Originally published on Wed February 5, 2014 10:08 am
We start with a man called Mike and a cat called Ella. Two creatures.
Nothing odd about them, except that Mike has a beard and Ella is a touch chunky. Otherwise, they could be any cat and guy. Except ...
When you think about it, no one is ordinary. You could put a totally bland cat-and-guy couple in front of a hundred people, ask them to look, and each one would see a very different pair, different in a thousand subtle ways, because everybody looks at everything with different eyes.
OK. Play along here: The subject of our next story is nine letters long. It's a type of word puzzle. Answers go horizontally and vertically in this grid of squares. I've probably given it away, haven't I? Yes, it's a crossword. And tomorrow, the venerable crossword puzzle turns 100 years old. In its first century, the game has gained legions of fans around the world and a reputation for staving off dementia. NPR's Adam Cole takes a look at the history and the hype.
A lettuce thinner created by an agricultural tech startup uses cameras and sensors to thin lettuce rows. Salinas, Calif., has hired a venture capital fund to help it attract other high-tech agricultural companies to the area.
Salinas is just one hour south of California's Silicon Valley, but generations behind when it comes to technology. Many of its sprawling lettuce farms are stuck in the era of rakes and hoes.
City officials are hoping to change that — and also spur some job growth — by investing in high-tech agriculture.
At Taylor Farms in Salinas, Andrew Fernandez, the company's vice president of product, is stepping on heads of crunchy romaine lettuce, making his way over to a very big tractor. It's a water jet knife machine, and it's on the cutting edge of lettuce farming technology.
Right in the middle of holiday shopping season, some 40 million credit and debit card numbers were stolen in a major breach of Target customer data. The thefts occurred in stores, not online. Target says it's working with a forensics company to investigate and prevent similar data thefts from occurring in the future. Security experts say one way to limit them is to switch from magnetic stripes on cards to embedded chips.
The human love affair with cats has a long history. But just how long has always been a mystery. That's because little was known about how and when cats were domesticated. Now, scientists say they've uncovered new clues in a trail of evidence going back some 5,300 years in a small village in China. Joining us is Fiona Marshall, an archaeologist at Washington University in St. Louis, and co-author of a study on cat domestication. Welcome to the program.

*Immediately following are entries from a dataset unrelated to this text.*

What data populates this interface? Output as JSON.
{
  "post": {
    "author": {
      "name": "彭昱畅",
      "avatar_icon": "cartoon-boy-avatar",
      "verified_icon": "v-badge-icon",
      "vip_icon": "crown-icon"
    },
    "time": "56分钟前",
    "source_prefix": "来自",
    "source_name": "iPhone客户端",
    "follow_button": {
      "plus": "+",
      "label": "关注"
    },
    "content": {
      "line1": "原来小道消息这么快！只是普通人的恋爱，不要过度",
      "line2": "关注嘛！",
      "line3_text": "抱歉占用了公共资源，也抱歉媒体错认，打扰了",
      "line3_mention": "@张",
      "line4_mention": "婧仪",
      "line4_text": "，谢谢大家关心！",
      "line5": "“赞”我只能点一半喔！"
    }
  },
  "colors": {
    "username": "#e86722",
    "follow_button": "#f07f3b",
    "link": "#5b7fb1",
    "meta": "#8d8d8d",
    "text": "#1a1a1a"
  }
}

FIONA MARSHALL: Thank you very much. Delighted to talk about cats.